Welcome home by Christina Booth
Ford St, 2013. ISBN 9781925000085.
(Age: 5+) Warmly recommended. Picture book. Whaling. Environment. A young boy hears the call of the whale, but no one else can hear it. At night he hears her call, telling him of her life. She tells him of the good times, and then the bad. She tells him of her fear and the darkness, and asks why she was sent away, and whether it is safe to return. All the while the beautiful illustrations swathe the pages in blues and whites of the animal and its environment, as we see why the whale has not returned.
Small illustrations surround the whale, images of sailing boats and crew in longboats, throwing harpoons, the sea littered with many of these knifing through the water. And the whale asks why. The boy says sorry to the animal. The next pages show the return of the whale to give birth to her baby, and people crowding the shores to watch the majestic animals.
This story is based on the return of the southern right whale to Tasmania, where until 1900 it was hunted almost to extinction.
The use of crayon and watercolour is stunning, emulating the waves of the sea, and giving an impressive image of the whale as she questions the boy about what happened in the past. The spare use of other colour underlines the feel of the sea and the Tasmanian winter months, and the boy's warm clothing reflects the time of the year.

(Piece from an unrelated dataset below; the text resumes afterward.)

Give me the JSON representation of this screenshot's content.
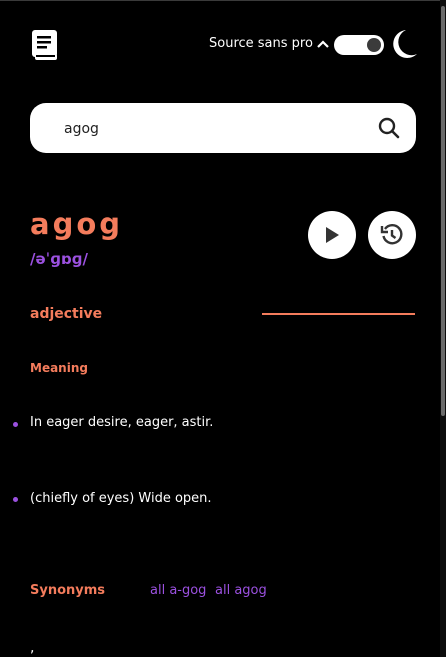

The subtlety of the images of the whalers does not overcrowd the story of the return of the whales to their breeding grounds. It gives a background, rather than be a treatise on the horrors of whaling and its results. People reading the book can find out more for themselves, or read the double page at the end which gives more details, but the heart of this book is the return. My review copy came with two pages of information from the author, which I hope will be available to all.